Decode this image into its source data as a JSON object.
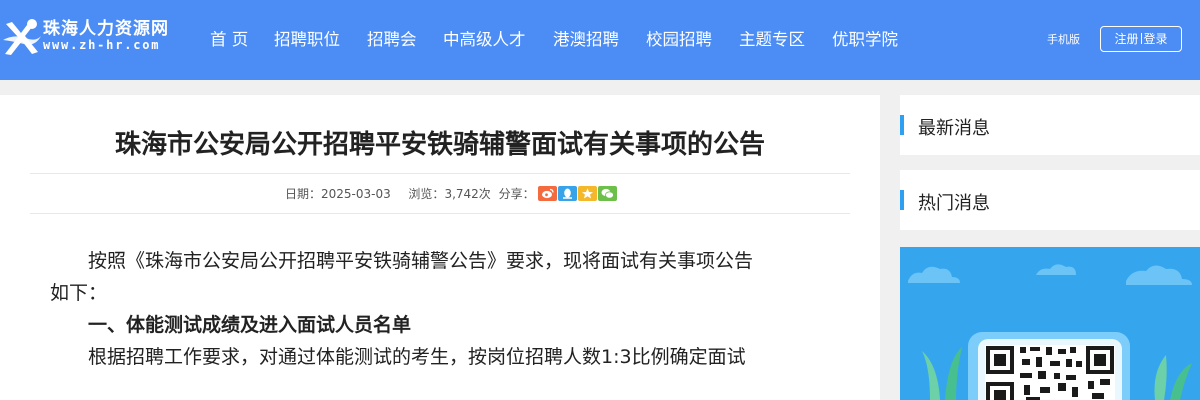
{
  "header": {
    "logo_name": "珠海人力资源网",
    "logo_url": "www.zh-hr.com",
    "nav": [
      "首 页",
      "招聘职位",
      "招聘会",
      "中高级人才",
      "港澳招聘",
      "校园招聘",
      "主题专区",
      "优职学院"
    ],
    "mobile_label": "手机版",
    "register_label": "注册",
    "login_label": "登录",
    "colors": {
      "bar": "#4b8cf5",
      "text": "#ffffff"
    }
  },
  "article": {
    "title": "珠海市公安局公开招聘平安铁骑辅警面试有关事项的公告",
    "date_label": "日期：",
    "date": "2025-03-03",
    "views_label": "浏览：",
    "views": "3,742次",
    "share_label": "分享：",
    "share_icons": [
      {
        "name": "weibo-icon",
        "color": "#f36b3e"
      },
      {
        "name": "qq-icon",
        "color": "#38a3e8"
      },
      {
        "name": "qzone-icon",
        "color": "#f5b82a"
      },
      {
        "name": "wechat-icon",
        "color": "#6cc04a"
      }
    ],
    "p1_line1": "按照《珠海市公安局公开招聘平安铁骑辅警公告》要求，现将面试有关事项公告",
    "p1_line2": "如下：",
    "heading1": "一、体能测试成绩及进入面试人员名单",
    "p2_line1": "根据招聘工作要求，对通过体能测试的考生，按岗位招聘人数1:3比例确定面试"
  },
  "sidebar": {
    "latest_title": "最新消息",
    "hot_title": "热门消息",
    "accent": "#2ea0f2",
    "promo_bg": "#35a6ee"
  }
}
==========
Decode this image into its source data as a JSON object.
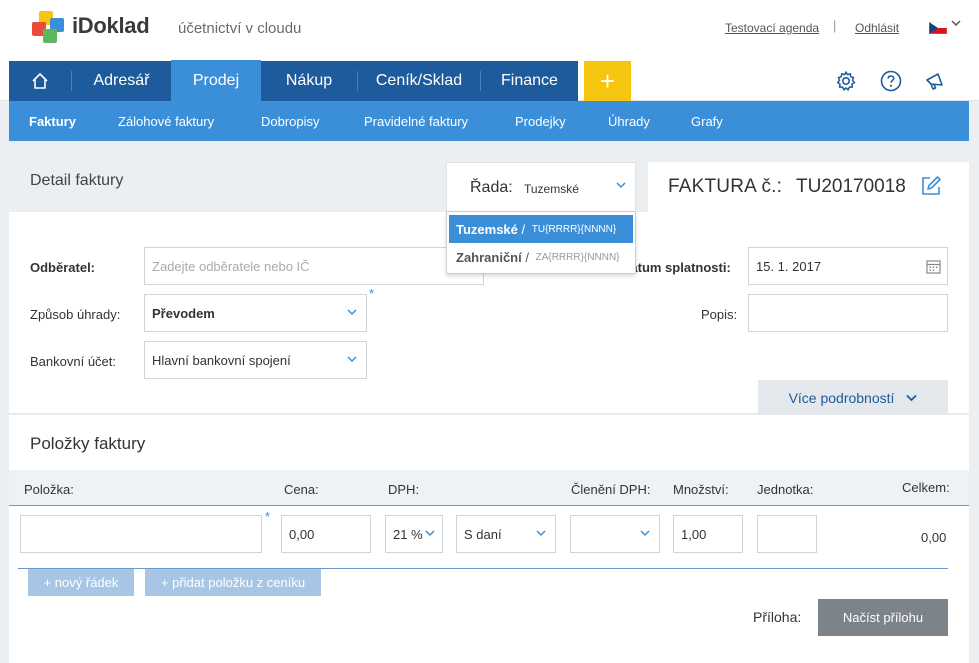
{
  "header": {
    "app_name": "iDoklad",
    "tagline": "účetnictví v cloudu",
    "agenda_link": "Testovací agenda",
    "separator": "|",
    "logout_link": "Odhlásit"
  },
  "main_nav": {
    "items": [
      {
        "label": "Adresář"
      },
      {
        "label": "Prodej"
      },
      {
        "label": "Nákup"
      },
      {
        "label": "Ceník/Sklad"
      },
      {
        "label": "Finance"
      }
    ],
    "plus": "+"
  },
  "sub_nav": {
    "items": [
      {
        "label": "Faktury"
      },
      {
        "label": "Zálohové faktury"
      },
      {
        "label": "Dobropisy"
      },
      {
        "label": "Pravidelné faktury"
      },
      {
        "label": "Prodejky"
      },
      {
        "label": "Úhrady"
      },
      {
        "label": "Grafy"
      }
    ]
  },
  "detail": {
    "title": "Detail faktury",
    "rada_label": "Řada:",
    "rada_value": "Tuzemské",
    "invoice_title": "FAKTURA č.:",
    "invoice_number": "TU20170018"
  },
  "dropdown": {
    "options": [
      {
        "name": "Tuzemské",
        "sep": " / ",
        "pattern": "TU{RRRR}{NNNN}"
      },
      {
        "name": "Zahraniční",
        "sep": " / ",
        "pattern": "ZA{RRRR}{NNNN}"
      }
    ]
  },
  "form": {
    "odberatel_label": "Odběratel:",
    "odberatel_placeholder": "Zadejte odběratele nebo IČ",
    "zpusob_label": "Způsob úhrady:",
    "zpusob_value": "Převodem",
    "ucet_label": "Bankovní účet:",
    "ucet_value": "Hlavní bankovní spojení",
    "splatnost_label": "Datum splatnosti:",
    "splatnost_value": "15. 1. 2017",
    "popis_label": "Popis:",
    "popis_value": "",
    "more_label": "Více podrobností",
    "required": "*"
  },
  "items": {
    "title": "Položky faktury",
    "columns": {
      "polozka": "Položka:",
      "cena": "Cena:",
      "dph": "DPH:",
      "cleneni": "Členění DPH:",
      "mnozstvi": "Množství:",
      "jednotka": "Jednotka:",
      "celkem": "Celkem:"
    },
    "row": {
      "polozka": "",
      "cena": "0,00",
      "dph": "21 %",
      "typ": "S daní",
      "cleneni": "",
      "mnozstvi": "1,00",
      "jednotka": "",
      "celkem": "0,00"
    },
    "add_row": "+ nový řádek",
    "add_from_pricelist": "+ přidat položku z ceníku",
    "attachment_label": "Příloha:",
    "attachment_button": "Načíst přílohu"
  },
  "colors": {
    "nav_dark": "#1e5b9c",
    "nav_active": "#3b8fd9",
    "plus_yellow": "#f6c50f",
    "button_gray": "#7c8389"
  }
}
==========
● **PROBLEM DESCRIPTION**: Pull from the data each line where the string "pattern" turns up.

● **TASK OUTPUT**:
        "pattern": "TU{RRRR}{NNNN}"
        "pattern": "ZA{RRRR}{NNNN}"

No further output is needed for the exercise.